Subject: Sub-adult Female Tigress. She is one of three off springs (another female and an adult) of the Rajbhera Tigress. Age - approx a year and 4 months per the guide.
Spotted: 26 May at approx 5:45 am
Just as I was hoping to study this magnificent tigress for some more time, a Gypsy driver came beside our vehicle and literally stamped on his brakes making a noise that disturbed her and she quietly got up and walked away into the thicket's not to be seen again for the rest of my trip. She was of course spotted several times on other safari's but this was the last I saw of her. I wonder why people can be so stupid but such questions rarely give us the answers we need.
The rest of the morning safari was spent on trying to look out for the other cubs of the Rajbhera tigress. Vallish had seen these tigers when they were cubs back in 2013 and he knew the name of almost every tiger and their cubs which I found quite fascinating.
I did take some photos of the Indian Roller, Madhya Pradesh's state bird.
May 26 Afternoon Safari:
We headed to the Tala zone in the afternoon but had no luck with spotting anything significant. Towards the end of the safari we witnessed a strange spectacle that is worthy of mention. Vallish spotted a Rhesus macaque troubling a pea hen near by and on looking closer we were told by the guide that the peahen was protecting an egg she had just laid. The monkey sensed an easy meal and began to annoy the peahen. She finally gave up and left and the monkey quickly grabbed the egg and ran away with his prize. I did not know that monkeys ate eggs i.e until now.
May 27th Morning Safari
We found ourselves back at Tala gate at 5 am and I was a little desperate to spot a tiger after "disappointing" afternoon the previous day. We took the route to the territory of the Rajbhera tigress in the hope of spotting her and we saw pug marks all around but did not see anything. We heard several alarm calls from the langurs and sambhar but our wait ended in disappointment. We were about to head back when a Sambhar alarm call once again ran out through the forest and we stopped and were rewarded with the sighting of the Rajbhera female, making her way down from the forest, possibly to a water hole that was to the left side of the track.
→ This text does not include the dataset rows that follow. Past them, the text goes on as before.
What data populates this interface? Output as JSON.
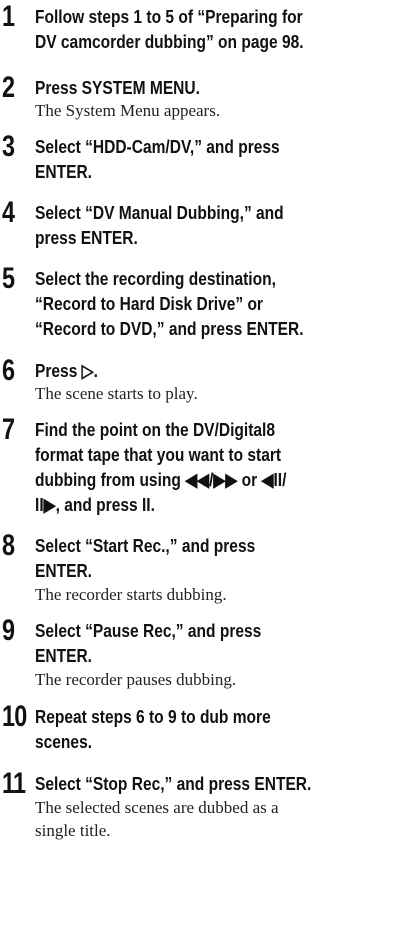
{
  "steps": [
    {
      "number": "1",
      "lines": [
        "Follow steps 1 to 5 of “Preparing for",
        "DV camcorder dubbing” on page 98."
      ],
      "desc": []
    },
    {
      "number": "2",
      "lines": [
        "Press SYSTEM MENU."
      ],
      "desc": [
        "The System Menu appears."
      ]
    },
    {
      "number": "3",
      "lines": [
        "Select “HDD-Cam/DV,” and press",
        "ENTER."
      ],
      "desc": []
    },
    {
      "number": "4",
      "lines": [
        "Select “DV Manual Dubbing,” and",
        "press ENTER."
      ],
      "desc": []
    },
    {
      "number": "5",
      "lines": [
        "Select the recording destination,",
        "“Record to Hard Disk Drive” or",
        "“Record to DVD,” and press ENTER."
      ],
      "desc": []
    },
    {
      "number": "6",
      "lines": [
        "Press ▷."
      ],
      "desc": [
        "The scene starts to play."
      ]
    },
    {
      "number": "7",
      "lines": [
        "Find the point on the DV/Digital8",
        "format tape that you want to start",
        "dubbing from using ◀◀/▶▶ or ◀II/",
        "II▶, and press II."
      ],
      "desc": []
    },
    {
      "number": "8",
      "lines": [
        "Select “Start Rec.,” and press",
        "ENTER."
      ],
      "desc": [
        "The recorder starts dubbing."
      ]
    },
    {
      "number": "9",
      "lines": [
        "Select “Pause Rec,” and press",
        "ENTER."
      ],
      "desc": [
        "The recorder pauses dubbing."
      ]
    },
    {
      "number": "10",
      "lines": [
        "Repeat steps 6 to 9 to dub more",
        "scenes."
      ],
      "desc": []
    },
    {
      "number": "11",
      "lines": [
        "Select “Stop Rec,” and press ENTER."
      ],
      "desc": [
        "The selected scenes are dubbed as a",
        "single title."
      ]
    }
  ]
}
She made her way down and sat down just about 6 feet from the vehicle and no amount of words in my limited vocabulary will be justice to the excitement I felt at spotting a fully grown female tigress sitting probably at striking distance from our jeep. She was too close at that point for me to get a full shot with my 100-400 mm lens but I managed to get quite a few closeup shots of the tigress and once again her stay was short lived when another idiot of a driver wanting to provide his guest with a better viewing angle raised the accelerator thereby disturbing the tigress. She ambled across the road and went off into the thickets, marking her territory on the way. She cross the road behind the gypsy but to my disappointment, I saw that the photos I took had been overexposed as I failed to adjust the focal length when she was crossing.
Subject: Rajbhera Female (approx 10 yrs old)
Spotted: 27 May at approx 8:30 am
Sambhar, Spotted Deer sparring, Indian Roller bird
...to be continued